<<<<

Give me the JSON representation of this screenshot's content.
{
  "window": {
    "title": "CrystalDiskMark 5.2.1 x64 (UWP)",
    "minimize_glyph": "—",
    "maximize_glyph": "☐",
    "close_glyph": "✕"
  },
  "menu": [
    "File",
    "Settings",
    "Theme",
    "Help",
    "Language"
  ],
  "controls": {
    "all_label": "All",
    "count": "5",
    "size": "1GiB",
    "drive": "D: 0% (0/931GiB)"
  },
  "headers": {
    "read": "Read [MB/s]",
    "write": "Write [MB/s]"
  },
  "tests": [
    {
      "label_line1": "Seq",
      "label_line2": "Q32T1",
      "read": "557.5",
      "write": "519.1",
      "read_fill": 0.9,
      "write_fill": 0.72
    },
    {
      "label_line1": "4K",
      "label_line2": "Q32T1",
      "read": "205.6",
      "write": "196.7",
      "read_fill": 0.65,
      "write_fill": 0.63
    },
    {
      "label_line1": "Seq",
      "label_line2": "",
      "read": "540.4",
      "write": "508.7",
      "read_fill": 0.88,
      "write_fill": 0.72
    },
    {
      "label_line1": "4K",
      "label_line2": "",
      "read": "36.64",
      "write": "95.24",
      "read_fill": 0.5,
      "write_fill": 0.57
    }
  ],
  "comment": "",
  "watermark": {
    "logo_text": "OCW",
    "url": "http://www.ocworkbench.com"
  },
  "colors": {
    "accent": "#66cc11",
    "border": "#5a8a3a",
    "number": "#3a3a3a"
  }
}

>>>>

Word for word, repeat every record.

Give me the JSON representation of this screenshot's content.
{
  "window": {
    "title": "CrystalDiskMark 5.2.1 x64 (UWP)",
    "minimize_glyph": "—",
    "maximize_glyph": "☐",
    "close_glyph": "✕"
  },
  "menu": [
    "File",
    "Settings",
    "Theme",
    "Help",
    "Language"
  ],
  "controls": {
    "all_label": "All",
    "count": "5",
    "size": "1GiB",
    "drive": "D: 0% (0/931GiB)"
  },
  "headers": {
    "read": "Read [MB/s]",
    "write": "Write [MB/s]"
  },
  "tests": [
    {
      "label_line1": "Seq",
      "label_line2": "Q32T1",
      "read": "557.5",
      "write": "519.1",
      "read_fill": 0.9,
      "write_fill": 0.72
    },
    {
      "label_line1": "4K",
      "label_line2": "Q32T1",
      "read": "205.6",
      "write": "196.7",
      "read_fill": 0.65,
      "write_fill": 0.63
    },
    {
      "label_line1": "Seq",
      "label_line2": "",
      "read": "540.4",
      "write": "508.7",
      "read_fill": 0.88,
      "write_fill": 0.72
    },
    {
      "label_line1": "4K",
      "label_line2": "",
      "read": "36.64",
      "write": "95.24",
      "read_fill": 0.5,
      "write_fill": 0.57
    }
  ],
  "comment": "",
  "watermark": {
    "logo_text": "OCW",
    "url": "http://www.ocworkbench.com"
  },
  "colors": {
    "accent": "#66cc11",
    "border": "#5a8a3a",
    "number": "#3a3a3a"
  }
}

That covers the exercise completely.